* YOUR ASSIGNMENT *
In the records below, which lines include "Zoom"? Copy them.

═════ PROVIDED DATA ═════

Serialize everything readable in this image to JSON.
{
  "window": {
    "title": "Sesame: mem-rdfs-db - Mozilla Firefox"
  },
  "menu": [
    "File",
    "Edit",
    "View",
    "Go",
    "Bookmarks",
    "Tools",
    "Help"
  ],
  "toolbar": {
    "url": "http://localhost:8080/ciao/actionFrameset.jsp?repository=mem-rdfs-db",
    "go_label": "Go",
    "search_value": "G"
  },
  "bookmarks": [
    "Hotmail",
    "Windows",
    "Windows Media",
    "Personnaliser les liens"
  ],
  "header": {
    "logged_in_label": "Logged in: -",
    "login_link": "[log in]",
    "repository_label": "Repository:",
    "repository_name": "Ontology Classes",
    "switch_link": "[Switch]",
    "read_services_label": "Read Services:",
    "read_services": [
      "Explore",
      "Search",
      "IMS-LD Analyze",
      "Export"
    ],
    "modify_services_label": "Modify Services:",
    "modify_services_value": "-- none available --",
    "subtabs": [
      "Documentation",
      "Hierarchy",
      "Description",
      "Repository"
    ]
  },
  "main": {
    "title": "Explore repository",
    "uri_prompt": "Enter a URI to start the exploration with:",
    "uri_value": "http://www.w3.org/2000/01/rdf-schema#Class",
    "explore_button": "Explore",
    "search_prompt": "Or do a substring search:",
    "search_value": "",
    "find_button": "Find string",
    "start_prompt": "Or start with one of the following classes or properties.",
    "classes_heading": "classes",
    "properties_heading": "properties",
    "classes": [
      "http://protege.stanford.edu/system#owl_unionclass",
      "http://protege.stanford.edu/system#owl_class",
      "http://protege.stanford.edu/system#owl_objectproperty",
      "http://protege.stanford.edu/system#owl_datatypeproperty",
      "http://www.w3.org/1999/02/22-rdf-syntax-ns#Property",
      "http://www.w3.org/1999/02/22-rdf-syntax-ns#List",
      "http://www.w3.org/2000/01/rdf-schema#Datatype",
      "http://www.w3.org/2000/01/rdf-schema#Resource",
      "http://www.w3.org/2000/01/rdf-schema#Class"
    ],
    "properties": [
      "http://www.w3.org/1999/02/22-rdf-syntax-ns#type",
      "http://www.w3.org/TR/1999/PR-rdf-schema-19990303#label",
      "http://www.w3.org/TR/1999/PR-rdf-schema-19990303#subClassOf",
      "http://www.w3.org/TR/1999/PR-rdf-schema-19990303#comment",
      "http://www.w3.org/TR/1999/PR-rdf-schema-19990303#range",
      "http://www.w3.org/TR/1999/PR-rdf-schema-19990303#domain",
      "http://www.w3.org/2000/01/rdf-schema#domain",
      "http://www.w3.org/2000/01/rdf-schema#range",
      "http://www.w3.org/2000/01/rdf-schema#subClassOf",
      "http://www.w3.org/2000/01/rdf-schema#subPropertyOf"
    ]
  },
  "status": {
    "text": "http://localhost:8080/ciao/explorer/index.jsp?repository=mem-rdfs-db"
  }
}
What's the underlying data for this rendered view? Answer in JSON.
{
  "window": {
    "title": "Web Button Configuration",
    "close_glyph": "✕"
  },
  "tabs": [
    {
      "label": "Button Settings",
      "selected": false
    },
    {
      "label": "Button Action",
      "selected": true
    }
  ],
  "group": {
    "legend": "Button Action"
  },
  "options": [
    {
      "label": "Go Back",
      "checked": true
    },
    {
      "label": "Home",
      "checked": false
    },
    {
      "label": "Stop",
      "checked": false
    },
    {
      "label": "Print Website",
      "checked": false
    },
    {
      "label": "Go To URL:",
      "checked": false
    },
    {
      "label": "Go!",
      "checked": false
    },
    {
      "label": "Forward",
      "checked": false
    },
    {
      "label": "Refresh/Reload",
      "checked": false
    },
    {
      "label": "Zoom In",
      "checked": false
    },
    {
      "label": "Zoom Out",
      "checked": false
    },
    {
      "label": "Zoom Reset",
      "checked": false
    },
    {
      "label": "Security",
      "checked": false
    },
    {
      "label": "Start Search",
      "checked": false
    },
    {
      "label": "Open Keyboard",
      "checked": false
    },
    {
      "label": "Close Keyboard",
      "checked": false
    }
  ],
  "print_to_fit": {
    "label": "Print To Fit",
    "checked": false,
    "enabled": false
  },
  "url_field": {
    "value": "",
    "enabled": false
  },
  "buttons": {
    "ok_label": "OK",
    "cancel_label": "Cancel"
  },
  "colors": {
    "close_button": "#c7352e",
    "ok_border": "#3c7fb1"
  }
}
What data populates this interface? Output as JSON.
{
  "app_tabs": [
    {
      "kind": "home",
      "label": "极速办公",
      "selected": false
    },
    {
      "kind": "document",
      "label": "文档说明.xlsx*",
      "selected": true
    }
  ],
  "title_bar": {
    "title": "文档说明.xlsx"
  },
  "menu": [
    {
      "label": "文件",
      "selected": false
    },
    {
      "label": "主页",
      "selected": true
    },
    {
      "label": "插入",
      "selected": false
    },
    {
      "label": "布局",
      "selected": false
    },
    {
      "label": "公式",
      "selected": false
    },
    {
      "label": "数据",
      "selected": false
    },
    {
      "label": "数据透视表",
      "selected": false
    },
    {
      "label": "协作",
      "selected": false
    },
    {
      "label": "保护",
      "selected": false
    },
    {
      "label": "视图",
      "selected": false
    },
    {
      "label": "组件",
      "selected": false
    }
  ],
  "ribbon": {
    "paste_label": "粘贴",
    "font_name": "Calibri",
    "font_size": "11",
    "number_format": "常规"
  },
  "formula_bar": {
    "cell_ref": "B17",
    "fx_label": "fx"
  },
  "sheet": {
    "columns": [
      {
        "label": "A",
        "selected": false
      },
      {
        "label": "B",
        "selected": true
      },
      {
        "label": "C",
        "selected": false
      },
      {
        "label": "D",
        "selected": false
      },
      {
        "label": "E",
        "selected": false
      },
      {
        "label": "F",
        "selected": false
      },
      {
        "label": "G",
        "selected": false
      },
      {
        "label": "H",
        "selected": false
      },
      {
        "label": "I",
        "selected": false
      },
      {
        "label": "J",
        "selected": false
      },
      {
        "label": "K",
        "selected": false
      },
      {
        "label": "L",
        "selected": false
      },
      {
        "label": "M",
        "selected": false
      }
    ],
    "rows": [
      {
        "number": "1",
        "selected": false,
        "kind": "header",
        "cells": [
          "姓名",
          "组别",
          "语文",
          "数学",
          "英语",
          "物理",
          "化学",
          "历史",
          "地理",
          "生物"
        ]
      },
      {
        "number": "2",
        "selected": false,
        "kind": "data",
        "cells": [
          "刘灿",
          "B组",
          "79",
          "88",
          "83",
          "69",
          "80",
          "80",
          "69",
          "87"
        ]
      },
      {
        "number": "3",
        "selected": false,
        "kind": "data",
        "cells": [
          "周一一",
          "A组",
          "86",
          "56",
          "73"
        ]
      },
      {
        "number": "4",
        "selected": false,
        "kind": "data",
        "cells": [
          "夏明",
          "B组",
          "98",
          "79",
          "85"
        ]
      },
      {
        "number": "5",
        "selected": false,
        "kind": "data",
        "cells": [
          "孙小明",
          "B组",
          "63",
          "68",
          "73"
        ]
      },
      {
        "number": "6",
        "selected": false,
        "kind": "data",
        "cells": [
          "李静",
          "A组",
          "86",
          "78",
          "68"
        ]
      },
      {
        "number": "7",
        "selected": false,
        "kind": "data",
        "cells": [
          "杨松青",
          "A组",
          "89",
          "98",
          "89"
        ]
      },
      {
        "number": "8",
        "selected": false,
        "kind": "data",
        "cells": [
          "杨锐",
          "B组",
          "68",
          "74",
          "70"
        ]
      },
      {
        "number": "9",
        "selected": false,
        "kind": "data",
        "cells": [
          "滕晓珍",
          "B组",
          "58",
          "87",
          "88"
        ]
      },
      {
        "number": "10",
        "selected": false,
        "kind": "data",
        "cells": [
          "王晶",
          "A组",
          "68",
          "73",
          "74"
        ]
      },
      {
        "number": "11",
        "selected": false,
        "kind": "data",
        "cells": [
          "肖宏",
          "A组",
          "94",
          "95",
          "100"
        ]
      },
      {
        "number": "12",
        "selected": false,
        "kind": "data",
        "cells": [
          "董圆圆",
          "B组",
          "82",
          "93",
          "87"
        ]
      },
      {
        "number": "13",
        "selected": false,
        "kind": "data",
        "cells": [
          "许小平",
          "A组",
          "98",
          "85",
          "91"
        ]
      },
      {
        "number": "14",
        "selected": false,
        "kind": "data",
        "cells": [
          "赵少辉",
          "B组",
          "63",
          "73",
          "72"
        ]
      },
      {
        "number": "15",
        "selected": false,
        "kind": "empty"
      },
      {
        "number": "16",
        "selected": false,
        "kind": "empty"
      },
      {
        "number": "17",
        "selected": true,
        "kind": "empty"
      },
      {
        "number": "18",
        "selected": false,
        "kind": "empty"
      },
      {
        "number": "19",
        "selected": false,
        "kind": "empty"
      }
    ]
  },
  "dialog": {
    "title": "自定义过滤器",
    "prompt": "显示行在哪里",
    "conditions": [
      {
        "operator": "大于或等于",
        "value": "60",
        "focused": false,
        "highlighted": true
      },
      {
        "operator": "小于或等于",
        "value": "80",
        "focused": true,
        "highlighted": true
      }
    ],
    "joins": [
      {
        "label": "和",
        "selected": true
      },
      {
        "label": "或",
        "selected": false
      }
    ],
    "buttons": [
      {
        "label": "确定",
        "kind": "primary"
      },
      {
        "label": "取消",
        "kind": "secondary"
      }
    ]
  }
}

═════

* ANSWER BOX *
      "label": "Zoom In",
      "label": "Zoom Out",
      "label": "Zoom Reset",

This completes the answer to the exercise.